* Input data
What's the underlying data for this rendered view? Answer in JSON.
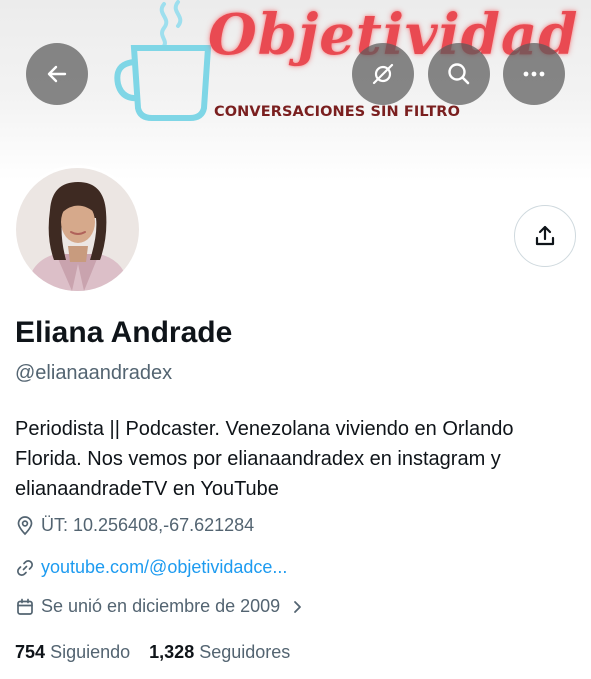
{
  "banner": {
    "brand_text": "Objetividad",
    "subtitle": "CONVERSACIONES SIN FILTRO"
  },
  "nav": {
    "back_icon": "arrow-left-icon",
    "grok_icon": "slash-circle-icon",
    "search_icon": "search-icon",
    "more_icon": "more-horizontal-icon"
  },
  "profile": {
    "name": "Eliana Andrade",
    "handle": "@elianaandradex",
    "bio": "Periodista || Podcaster. Venezolana viviendo en Orlando Florida. Nos vemos por elianaandradex en instagram y elianaandradeTV en YouTube",
    "location": "ÜT: 10.256408,-67.621284",
    "website": "youtube.com/@objetividadce...",
    "joined": "Se unió en diciembre de 2009",
    "following_count": "754",
    "following_label": "Siguiendo",
    "followers_count": "1,328",
    "followers_label": "Seguidores"
  },
  "colors": {
    "link": "#1d9bf0",
    "secondary_text": "#536471",
    "brand_red": "#e94a52",
    "cup_cyan": "#7fd6e6"
  }
}
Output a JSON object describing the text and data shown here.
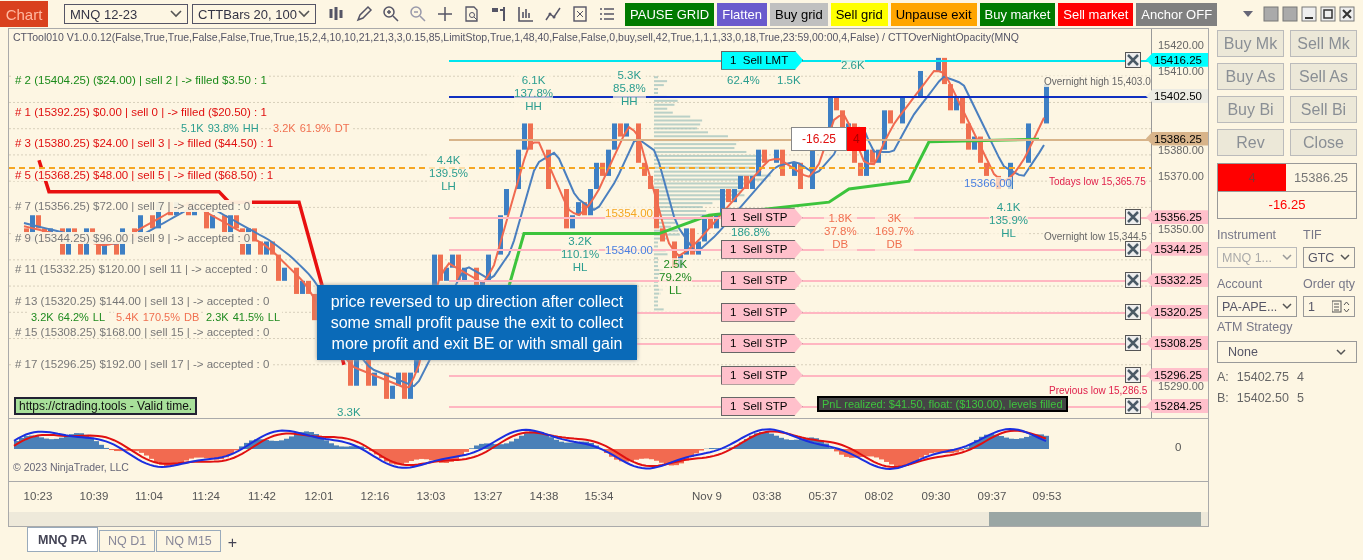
{
  "toolbar": {
    "chart_button": "Chart",
    "instrument": "MNQ 12-23",
    "bar_type": "CTTBars 20, 100",
    "buttons": [
      {
        "label": "PAUSE GRID",
        "color": "#007a00"
      },
      {
        "label": "Flatten",
        "color": "#6a5acd"
      },
      {
        "label": "Buy grid",
        "color": "#c0c0c0"
      },
      {
        "label": "Sell grid",
        "color": "#ffff00"
      },
      {
        "label": "Unpause exit",
        "color": "#ffa500"
      },
      {
        "label": "Buy market",
        "color": "#007a00"
      },
      {
        "label": "Sell market",
        "color": "#ff0000"
      },
      {
        "label": "Anchor OFF",
        "color": "#808080"
      }
    ]
  },
  "chart": {
    "indicator_line": "CTTool010 V1.0.0.12(False,True,True,False,False,True,True,15,2,4,10,10,21,21,3,3,0.15,85,LimitStop,True,1,48,40,False,False,0,buy,sell,42,True,1,1,1,33,0,18,True,23:59,00:00,4,False) / CTTOverNightOpacity(MNQ",
    "grid_levels": [
      {
        "text": "# 2 (15404.25) ($24.00) | sell 2 | -> filled $3.50 : 1",
        "kind": "profit"
      },
      {
        "text": "# 1 (15392.25) $0.00 | sell 0 | -> filled ($20.50) : 1",
        "kind": "loss"
      },
      {
        "text": "# 3 (15380.25) $24.00 | sell 3 | -> filled ($44.50) : 1",
        "kind": "loss"
      },
      {
        "text": "# 5 (15368.25) $48.00 | sell 5 | -> filled ($68.50) : 1",
        "kind": "loss"
      },
      {
        "text": "# 7 (15356.25) $72.00 | sell 7 | -> accepted : 0",
        "kind": "accepted"
      },
      {
        "text": "# 9 (15344.25) $96.00 | sell 9 | -> accepted : 0",
        "kind": "accepted"
      },
      {
        "text": "# 11 (15332.25) $120.00 | sell 11 | -> accepted : 0",
        "kind": "accepted"
      },
      {
        "text": "# 13 (15320.25) $144.00 | sell 13 | -> accepted : 0",
        "kind": "accepted"
      },
      {
        "text": "# 15 (15308.25) $168.00 | sell 15 | -> accepted : 0",
        "kind": "accepted"
      },
      {
        "text": "# 17 (15296.25) $192.00 | sell 17 | -> accepted : 0",
        "kind": "accepted"
      }
    ],
    "swings": [
      {
        "label": "HH",
        "pct": "93.8%",
        "volume": "5.1K",
        "kind": "high"
      },
      {
        "label": "DT",
        "pct": "61.9%",
        "volume": "3.2K",
        "kind": "double"
      },
      {
        "label": "LL",
        "pct": "64.2%",
        "volume": "3.2K",
        "kind": "low"
      },
      {
        "label": "DB",
        "pct": "170.5%",
        "volume": "5.4K",
        "kind": "double"
      },
      {
        "label": "LL",
        "pct": "41.5%",
        "volume": "2.3K",
        "kind": "low"
      },
      {
        "label": "LH",
        "pct": "139.5%",
        "volume": "4.4K",
        "kind": "high"
      },
      {
        "label": "HH",
        "pct": "137.8%",
        "volume": "6.1K",
        "kind": "high"
      },
      {
        "label": "HH",
        "pct": "85.8%",
        "volume": "5.3K",
        "kind": "high"
      },
      {
        "label": "HL",
        "pct": "110.1%",
        "volume": "3.2K",
        "kind": "high"
      },
      {
        "label": "LL",
        "pct": "79.2%",
        "volume": "2.5K",
        "kind": "low"
      },
      {
        "label": "DB",
        "pct": "37.8%",
        "volume": "1.8K",
        "kind": "double"
      },
      {
        "label": "DB",
        "pct": "169.7%",
        "volume": "3K",
        "kind": "double"
      },
      {
        "label": "HL",
        "pct": "135.9%",
        "volume": "4.1K",
        "kind": "high"
      }
    ],
    "price_marks": [
      {
        "text": "15354.00",
        "kind": "orange"
      },
      {
        "text": "15340.00",
        "kind": "blue"
      },
      {
        "text": "15366.00",
        "kind": "blue"
      }
    ],
    "levels": [
      {
        "text": "Overnight high 15,403.0",
        "kind": "gray"
      },
      {
        "text": "Todays low 15,365.75",
        "kind": "red"
      },
      {
        "text": "Overnight low 15,344.5",
        "kind": "gray"
      },
      {
        "text": "Previous low 15,286.5",
        "kind": "red"
      }
    ],
    "orders": [
      {
        "label": "1  Sell LMT",
        "price": "15416.25",
        "kind": "limit"
      },
      {
        "label": "1  Sell STP",
        "price": "15356.25",
        "kind": "stop"
      },
      {
        "label": "1  Sell STP",
        "price": "15344.25",
        "kind": "stop"
      },
      {
        "label": "1  Sell STP",
        "price": "15332.25",
        "kind": "stop"
      },
      {
        "label": "1  Sell STP",
        "price": "15320.25",
        "kind": "stop"
      },
      {
        "label": "1  Sell STP",
        "price": "15308.25",
        "kind": "stop"
      },
      {
        "label": "1  Sell STP",
        "price": "15296.25",
        "kind": "stop"
      },
      {
        "label": "1  Sell STP",
        "price": "15284.25",
        "kind": "stop"
      }
    ],
    "price_tags": [
      {
        "price": "15402.50",
        "kind": "last"
      },
      {
        "price": "15386.25",
        "kind": "average"
      }
    ],
    "position_flag": {
      "pnl": "-16.25",
      "quantity": "4"
    },
    "axis_ticks": [
      "15420.00",
      "15410.00",
      "15380.00",
      "15370.00",
      "15350.00",
      "15290.00"
    ],
    "callout": "price reversed to up direction after collect some small profit pause the exit to collect more profit and exit BE or with small gain",
    "url_note": "https://ctrading.tools - Valid time.",
    "pnl_note": "PnL realized: $41.50, float: ($130.00), levels filled",
    "small_labels": [
      "186.8%",
      "62.4%",
      "1.5K",
      "2.6K",
      "3.3K"
    ],
    "oscillator_tick": "0",
    "copyright": "© 2023 NinjaTrader, LLC",
    "time_labels": [
      "10:23",
      "10:39",
      "11:04",
      "11:24",
      "11:42",
      "12:01",
      "12:16",
      "13:03",
      "13:27",
      "14:38",
      "15:34",
      "Nov 9",
      "03:38",
      "05:37",
      "08:02",
      "09:30",
      "09:37",
      "09:53"
    ]
  },
  "tabs": [
    {
      "label": "MNQ PA",
      "selected": true
    },
    {
      "label": "NQ D1",
      "selected": false
    },
    {
      "label": "NQ M15",
      "selected": false
    }
  ],
  "add_tab": "+",
  "side_panel": {
    "buttons": [
      "Buy Mk",
      "Sell Mk",
      "Buy As",
      "Sell As",
      "Buy Bi",
      "Sell Bi",
      "Rev",
      "Close"
    ],
    "position": {
      "quantity": "4",
      "average": "15386.25",
      "pnl": "-16.25",
      "short": true
    },
    "instrument_label": "Instrument",
    "instrument": "MNQ 1...",
    "tif_label": "TIF",
    "tif": "GTC",
    "account_label": "Account",
    "account": "PA-APE...",
    "qty_label": "Order qty",
    "qty": "1",
    "atm_label": "ATM Strategy",
    "atm": "None",
    "quotes": [
      {
        "side": "A:",
        "price": "15402.75",
        "size": "4"
      },
      {
        "side": "B:",
        "price": "15402.50",
        "size": "5"
      }
    ]
  }
}
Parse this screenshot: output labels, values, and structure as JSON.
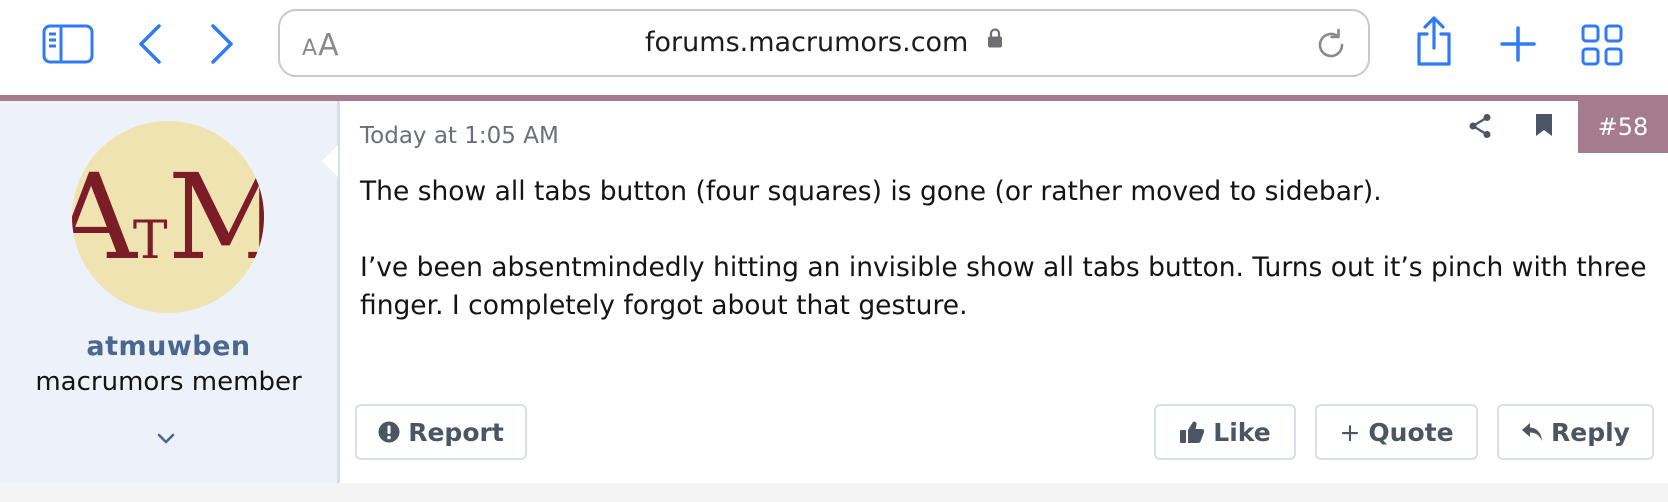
{
  "browser": {
    "sidebar_icon": "sidebar-icon",
    "back_icon": "chevron-left-icon",
    "forward_icon": "chevron-right-icon",
    "address": {
      "text_size_small": "A",
      "text_size_big": "A",
      "url": "forums.macrumors.com",
      "lock_icon": "lock-icon",
      "reload_icon": "reload-icon"
    },
    "share_icon": "share-icon",
    "new_tab_icon": "plus-icon",
    "tabs_overview_icon": "tabs-grid-icon",
    "accent_color": "#2f7bf5"
  },
  "post": {
    "accent_color": "#a47c8e",
    "user": {
      "avatar_letters": {
        "first": "A",
        "middle": "T",
        "last": "M"
      },
      "username": "atmuwben",
      "title": "macrumors member",
      "expand_icon": "chevron-down-icon"
    },
    "date": "Today at 1:05 AM",
    "number": "#58",
    "share_icon": "share-icon",
    "bookmark_icon": "bookmark-icon",
    "body": [
      "The show all tabs button (four squares) is gone (or rather moved to sidebar).",
      "I’ve been absentmindedly hitting an invisible show all tabs button. Turns out it’s pinch with three finger. I completely forgot about that gesture."
    ],
    "actions": {
      "report": "Report",
      "like": "Like",
      "quote": "Quote",
      "quote_prefix": "+",
      "reply": "Reply"
    }
  }
}
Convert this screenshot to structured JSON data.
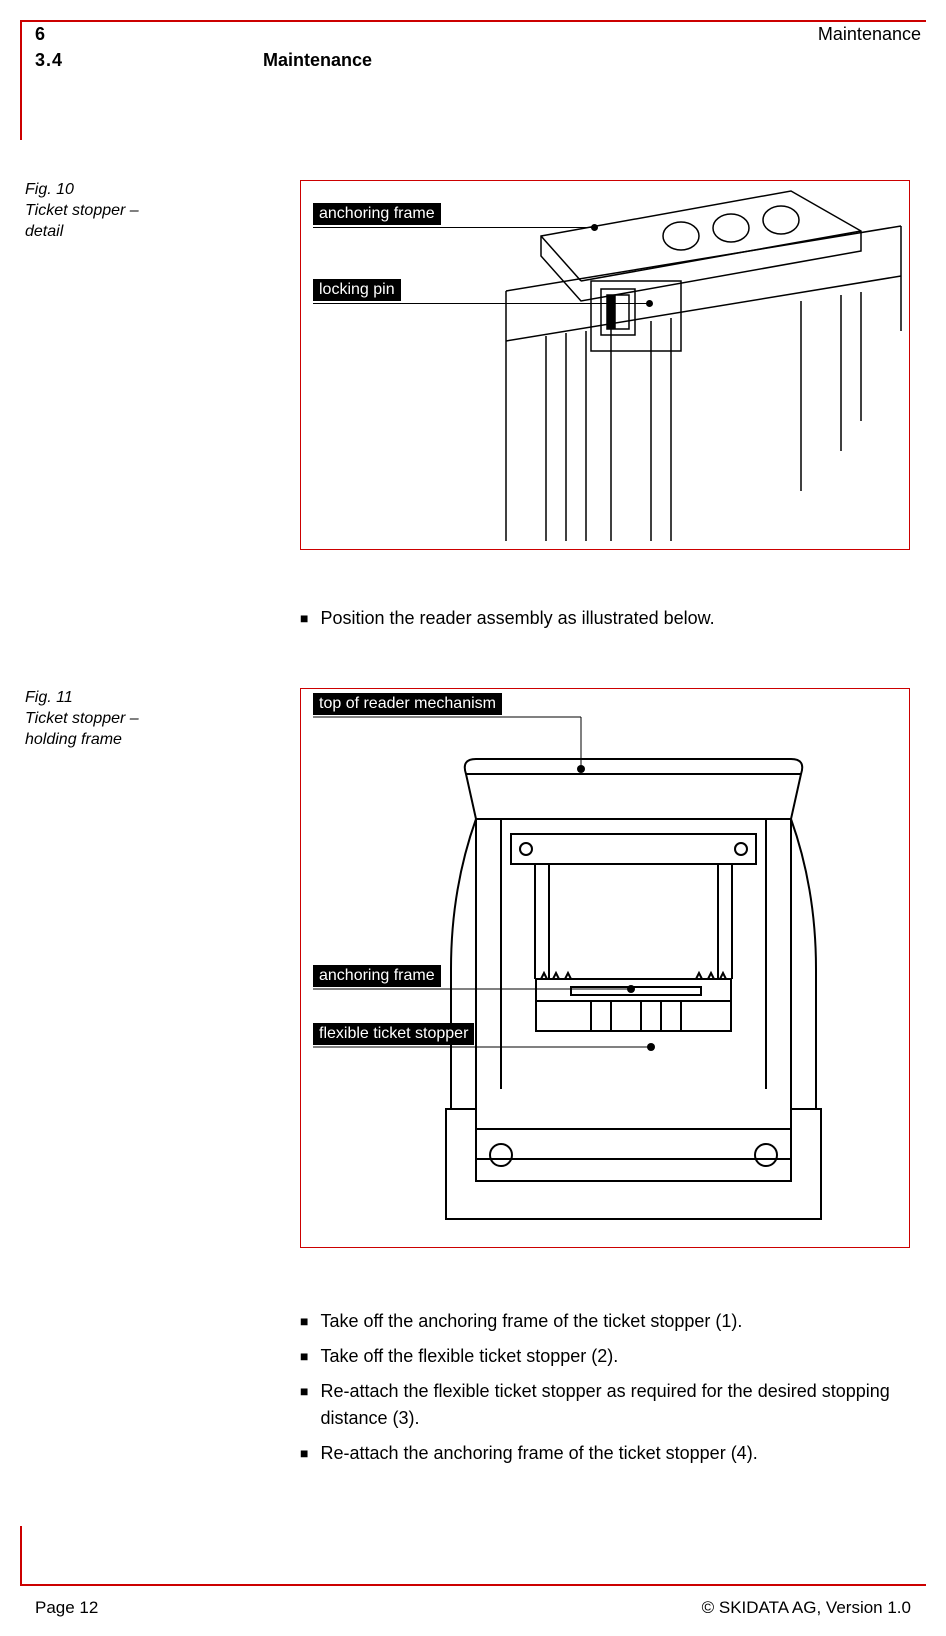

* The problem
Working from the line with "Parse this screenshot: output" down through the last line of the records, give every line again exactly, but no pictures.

* Answer for the task
Parse this screenshot: output labels, values, and structure as JSON.
{
  "browser": {
    "sidebar_icon": "sidebar-icon",
    "back_icon": "chevron-left-icon",
    "forward_icon": "chevron-right-icon",
    "address": {
      "text_size_small": "A",
      "text_size_big": "A",
      "url": "forums.macrumors.com",
      "lock_icon": "lock-icon",
      "reload_icon": "reload-icon"
    },
    "share_icon": "share-icon",
    "new_tab_icon": "plus-icon",
    "tabs_overview_icon": "tabs-grid-icon",
    "accent_color": "#2f7bf5"
  },
  "post": {
    "accent_color": "#a47c8e",
    "user": {
      "avatar_letters": {
        "first": "A",
        "middle": "T",
        "last": "M"
      },
      "username": "atmuwben",
      "title": "macrumors member",
      "expand_icon": "chevron-down-icon"
    },
    "date": "Today at 1:05 AM",
    "number": "#58",
    "share_icon": "share-icon",
    "bookmark_icon": "bookmark-icon",
    "body": [
      "The show all tabs button (four squares) is gone (or rather moved to sidebar).",
      "I’ve been absentmindedly hitting an invisible show all tabs button. Turns out it’s pinch with three finger. I completely forgot about that gesture."
    ],
    "actions": {
      "report": "Report",
      "like": "Like",
      "quote": "Quote",
      "quote_prefix": "+",
      "reply": "Reply"
    }
  }
}
Convert this screenshot to structured JSON data.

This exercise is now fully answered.